I'll be completely honest, accepting the fact of my infertility has been a real struggle for me sometimes. I still feel a twinge of jealousy and resentment whenever I see a pregnant woman. It's subsided over the years, but I still think, "Does she even know how lucky she is? Or does she just walk through life oblivious to her privilege?"
I feel the same way when cis women I know tell me I'm "so lucky" because I don't menstruate. Most of the time I just let it slide off my back, but sometimes it makes me want to lash out. First of all, I still have all the "symptoms" you do, minus the bleeding. My hormones cycle, I get PMS occasionally, and have to deal with bloating, food cravings, and all the rest. Secondly, can you remember when you were waiting for your first period to "welcome you into womanhood"? Maybe you thought it was scary or exciting. Maybe you worried about being the last one of your group of friends. Well, imagine going through all those emotions and then having it never happen. Sure, you get over it and move on with your life, but it still nags at the corner of your mind from time to time. Every time a girl asks if I can lend her a tampon or talks about something I'm expected to relate to but can't, a tiny part of me dies.
It's just another case of the grass being greener on the other side. In many ways, having absolutely no danger of unwanted pregnancy is a relief. My partner and I don't have to worry about birth control and I'm extremely lucky to have met someone who already wanted to adopt before he met me. And when I think logically about it, it's actually a good thing we can't have biological children. There's mental illness and cancer in my family and plenty of health issues in his family. And even though the hardcore feminist in me knows there's way more to being a woman than menstruation and pregnancy, there's still a teeny tiny part of me that has internalized the sexist belief that my lack of either makes me less of a woman.
Most of the time I try to have a sense of humor about my situation. The title of this article, "Sterile as a Surgeon", is a phrase I use quite often to describe my reproductive abilities. But it's not the only thing that defines me. I don't like to brag, but I'm a pretty awesome lady in a lot of ways, and I strongly believe I will be a pretty awesome mother in the future to my adopted kids. I'll have my own issues to deal with, just as a woman dealing with pregnancy will have her own issues to deal with, but we can still stick up for each other. We can encourage each other. We can talk about what makes a woman or what makes a mom and what does not.
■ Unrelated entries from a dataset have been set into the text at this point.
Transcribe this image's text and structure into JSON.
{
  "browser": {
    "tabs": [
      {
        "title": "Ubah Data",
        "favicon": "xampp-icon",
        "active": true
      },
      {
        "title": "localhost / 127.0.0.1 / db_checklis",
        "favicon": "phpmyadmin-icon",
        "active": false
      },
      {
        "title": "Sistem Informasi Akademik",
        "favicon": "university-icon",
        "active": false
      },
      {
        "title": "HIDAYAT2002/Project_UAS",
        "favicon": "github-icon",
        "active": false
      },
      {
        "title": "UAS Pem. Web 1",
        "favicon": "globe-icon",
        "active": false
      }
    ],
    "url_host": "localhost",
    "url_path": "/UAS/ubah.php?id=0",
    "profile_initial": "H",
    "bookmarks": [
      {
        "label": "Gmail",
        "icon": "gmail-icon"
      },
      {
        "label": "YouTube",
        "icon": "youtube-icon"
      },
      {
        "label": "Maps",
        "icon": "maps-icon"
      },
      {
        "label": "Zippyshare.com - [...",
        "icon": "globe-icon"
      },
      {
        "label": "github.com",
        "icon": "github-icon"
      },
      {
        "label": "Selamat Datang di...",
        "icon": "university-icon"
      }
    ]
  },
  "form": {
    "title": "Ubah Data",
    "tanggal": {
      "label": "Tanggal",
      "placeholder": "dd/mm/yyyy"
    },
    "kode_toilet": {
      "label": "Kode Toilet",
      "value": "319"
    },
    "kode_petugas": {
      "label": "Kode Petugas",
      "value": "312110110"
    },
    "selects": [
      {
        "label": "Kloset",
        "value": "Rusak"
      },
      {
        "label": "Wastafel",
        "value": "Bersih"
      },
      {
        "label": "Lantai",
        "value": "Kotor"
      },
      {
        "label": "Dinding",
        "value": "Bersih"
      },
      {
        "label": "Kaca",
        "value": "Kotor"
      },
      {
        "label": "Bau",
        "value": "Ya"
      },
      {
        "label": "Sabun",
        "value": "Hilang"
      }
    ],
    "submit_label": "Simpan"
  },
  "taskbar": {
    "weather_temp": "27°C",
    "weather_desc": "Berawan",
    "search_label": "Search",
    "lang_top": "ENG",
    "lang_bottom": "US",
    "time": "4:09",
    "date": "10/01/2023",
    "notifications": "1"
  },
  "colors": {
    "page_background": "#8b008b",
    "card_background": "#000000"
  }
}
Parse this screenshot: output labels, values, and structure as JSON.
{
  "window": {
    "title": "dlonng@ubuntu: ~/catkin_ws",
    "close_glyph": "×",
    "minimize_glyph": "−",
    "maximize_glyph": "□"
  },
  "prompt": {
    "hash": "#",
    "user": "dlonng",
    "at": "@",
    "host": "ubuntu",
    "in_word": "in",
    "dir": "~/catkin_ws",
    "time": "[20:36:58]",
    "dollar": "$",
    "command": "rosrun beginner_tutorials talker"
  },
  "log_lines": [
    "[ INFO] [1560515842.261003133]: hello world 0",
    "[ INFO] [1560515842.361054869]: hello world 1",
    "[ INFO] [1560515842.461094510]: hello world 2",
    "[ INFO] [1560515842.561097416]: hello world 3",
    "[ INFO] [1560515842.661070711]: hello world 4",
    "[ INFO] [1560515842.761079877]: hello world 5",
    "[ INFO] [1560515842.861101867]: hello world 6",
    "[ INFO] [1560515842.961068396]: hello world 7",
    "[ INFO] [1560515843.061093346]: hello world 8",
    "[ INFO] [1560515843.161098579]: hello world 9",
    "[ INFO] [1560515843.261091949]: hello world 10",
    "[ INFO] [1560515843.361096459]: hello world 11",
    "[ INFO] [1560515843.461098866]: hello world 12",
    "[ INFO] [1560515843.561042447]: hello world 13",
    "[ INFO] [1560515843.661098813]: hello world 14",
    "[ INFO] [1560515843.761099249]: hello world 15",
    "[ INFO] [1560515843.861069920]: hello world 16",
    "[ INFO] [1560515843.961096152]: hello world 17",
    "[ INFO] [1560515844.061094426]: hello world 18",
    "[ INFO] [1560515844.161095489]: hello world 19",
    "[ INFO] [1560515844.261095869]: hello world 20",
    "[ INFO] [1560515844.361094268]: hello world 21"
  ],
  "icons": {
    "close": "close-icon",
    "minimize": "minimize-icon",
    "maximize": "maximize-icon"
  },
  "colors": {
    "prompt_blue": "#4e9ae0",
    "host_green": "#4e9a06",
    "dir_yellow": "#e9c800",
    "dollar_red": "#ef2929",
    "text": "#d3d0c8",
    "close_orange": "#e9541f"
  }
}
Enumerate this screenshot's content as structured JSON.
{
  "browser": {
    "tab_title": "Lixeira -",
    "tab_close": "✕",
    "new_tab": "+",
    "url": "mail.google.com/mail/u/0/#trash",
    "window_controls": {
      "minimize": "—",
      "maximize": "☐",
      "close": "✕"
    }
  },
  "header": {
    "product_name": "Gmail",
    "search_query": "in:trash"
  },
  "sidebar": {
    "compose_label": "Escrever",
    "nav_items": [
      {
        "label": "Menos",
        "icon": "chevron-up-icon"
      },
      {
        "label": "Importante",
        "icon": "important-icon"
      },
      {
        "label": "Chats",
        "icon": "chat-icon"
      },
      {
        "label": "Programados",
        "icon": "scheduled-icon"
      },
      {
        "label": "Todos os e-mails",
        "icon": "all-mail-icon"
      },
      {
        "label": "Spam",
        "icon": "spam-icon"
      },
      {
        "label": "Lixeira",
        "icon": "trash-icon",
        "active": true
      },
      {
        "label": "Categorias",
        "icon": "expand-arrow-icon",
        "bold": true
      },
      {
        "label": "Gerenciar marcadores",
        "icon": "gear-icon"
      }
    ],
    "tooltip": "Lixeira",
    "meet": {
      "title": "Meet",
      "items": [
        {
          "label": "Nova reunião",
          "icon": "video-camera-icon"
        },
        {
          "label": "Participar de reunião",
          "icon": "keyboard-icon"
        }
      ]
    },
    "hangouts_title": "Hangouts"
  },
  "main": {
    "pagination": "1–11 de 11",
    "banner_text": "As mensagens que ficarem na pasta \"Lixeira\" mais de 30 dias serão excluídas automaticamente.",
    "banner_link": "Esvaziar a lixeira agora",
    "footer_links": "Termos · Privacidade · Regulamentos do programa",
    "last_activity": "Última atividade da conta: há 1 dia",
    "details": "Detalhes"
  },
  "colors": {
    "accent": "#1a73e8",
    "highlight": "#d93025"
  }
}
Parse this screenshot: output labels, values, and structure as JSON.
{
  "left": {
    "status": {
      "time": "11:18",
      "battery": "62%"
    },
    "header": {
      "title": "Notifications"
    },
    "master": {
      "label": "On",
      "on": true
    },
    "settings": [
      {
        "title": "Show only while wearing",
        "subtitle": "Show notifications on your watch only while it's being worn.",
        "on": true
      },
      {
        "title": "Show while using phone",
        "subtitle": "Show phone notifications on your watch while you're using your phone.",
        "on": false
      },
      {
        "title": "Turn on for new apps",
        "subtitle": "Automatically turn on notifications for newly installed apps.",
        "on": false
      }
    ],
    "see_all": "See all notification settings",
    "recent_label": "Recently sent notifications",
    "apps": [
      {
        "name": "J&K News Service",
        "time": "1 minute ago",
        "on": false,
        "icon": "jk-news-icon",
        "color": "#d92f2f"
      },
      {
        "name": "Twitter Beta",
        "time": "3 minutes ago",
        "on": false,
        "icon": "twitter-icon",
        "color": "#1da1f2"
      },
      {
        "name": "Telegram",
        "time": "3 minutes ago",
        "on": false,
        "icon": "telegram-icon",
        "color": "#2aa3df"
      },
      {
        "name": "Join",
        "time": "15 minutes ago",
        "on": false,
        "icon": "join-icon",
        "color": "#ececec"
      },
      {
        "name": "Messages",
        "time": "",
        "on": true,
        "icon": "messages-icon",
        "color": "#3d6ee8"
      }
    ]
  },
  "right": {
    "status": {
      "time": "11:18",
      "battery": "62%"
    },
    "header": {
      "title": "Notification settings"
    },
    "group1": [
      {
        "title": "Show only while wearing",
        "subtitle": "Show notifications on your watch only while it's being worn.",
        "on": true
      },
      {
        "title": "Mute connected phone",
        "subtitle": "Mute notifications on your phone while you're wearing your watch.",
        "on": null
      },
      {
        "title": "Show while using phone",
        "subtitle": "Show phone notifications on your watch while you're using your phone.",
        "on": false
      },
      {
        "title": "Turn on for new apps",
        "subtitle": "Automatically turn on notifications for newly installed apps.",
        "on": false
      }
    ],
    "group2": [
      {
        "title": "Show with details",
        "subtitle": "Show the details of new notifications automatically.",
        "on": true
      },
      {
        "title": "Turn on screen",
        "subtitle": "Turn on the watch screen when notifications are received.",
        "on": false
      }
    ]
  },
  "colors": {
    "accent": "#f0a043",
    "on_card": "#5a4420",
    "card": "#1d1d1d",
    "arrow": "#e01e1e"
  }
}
Whenever I feel down about my sterility, I just remember that being infertile is only a state of being and it is no more or less valid than any other. We're all human beings who deserve love and respect, the rest is just details to keep life interesting.